In the past, mathematicians have used many other trigonometric functions too. Some of these are illustrated below.

Find the following lengths, in terms of $\sin\theta$ and $\cos \theta$.

- $OB$
- $AB$
- $BC$ (this was known as the versed sine or versine of $\theta$, written $\mathop{\mathrm{versin}}\theta$)
- $OD$
- $CD$ (this was known as the exsecant of $\theta$, written $\mathop{\mathrm{exsec}}\theta$)
- $AD$
- $AE$
- $AG$
- $GO$
- $FG$ (this was known as the coversed sine or coversine of $\theta$, written $\mathop{\mathrm{coversin}}\theta$ or $\mathop{\mathrm{covers}}\theta$ or $\mathop{\mathrm{cvs}}\theta$)
- $EF$ (this was known as the excosecant of $\theta$, written $\mathop{\mathrm{excosec}}\theta$ or $\mathop{\mathrm{excsc}}\theta$)

Can you find line segments on the diagram that have the following lengths?

- The versed cosine or vercosine of $\theta$, written as $\mathop{\mathrm{vercos}}\theta$, which is defined by $$\mathop{\mathrm{vercos}}\theta = 1 + \cos\theta$$
- The coversed cosine or covercosine of $\theta$, written as $\mathop{\mathrm{covercos}}\theta$, which is defined by $$\mathop{\mathrm{covercos}}\theta = 1 + \sin\theta$$

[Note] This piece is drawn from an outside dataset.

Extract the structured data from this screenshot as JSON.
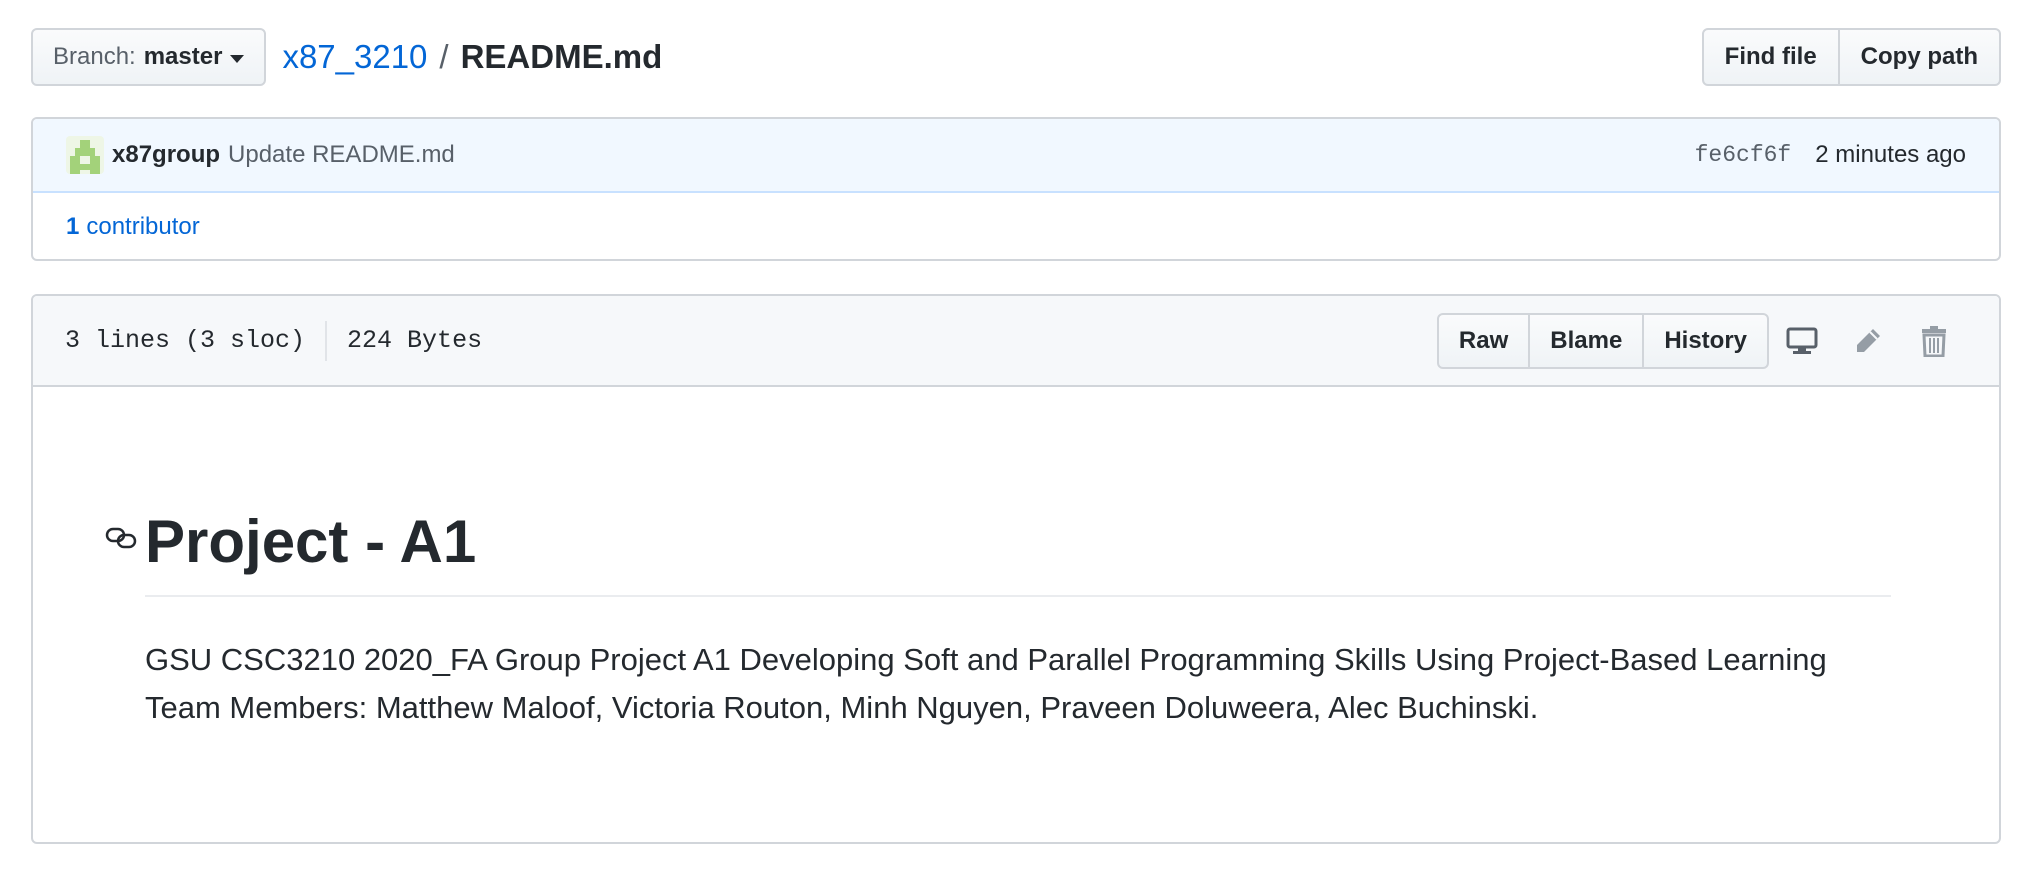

We know that $\cos\theta = \sin\left(\frac{\pi}{2} - \theta\right)$.

- How are versine and coversine related?
- How are vercosine and covercosine related?
- What do you think that the prefix "co-" might indicate here?

This comes in two parts, with the first being less fiendish than the second. Itâ€™s great for practising both quadratics and laws of indices, and you can get a lot from making sure that you find all the solutions. For a real challenge (requiring a bit more knowledge), you could consider finding the complex solutions.

You're invited to decide whether statements about the number of solutions of a quadratic equation are always, sometimes or never true.

This will encourage you to think about whether all quadratics can be factorised and to develop a better understanding of the effect that changing the coefficients has on the factorised form.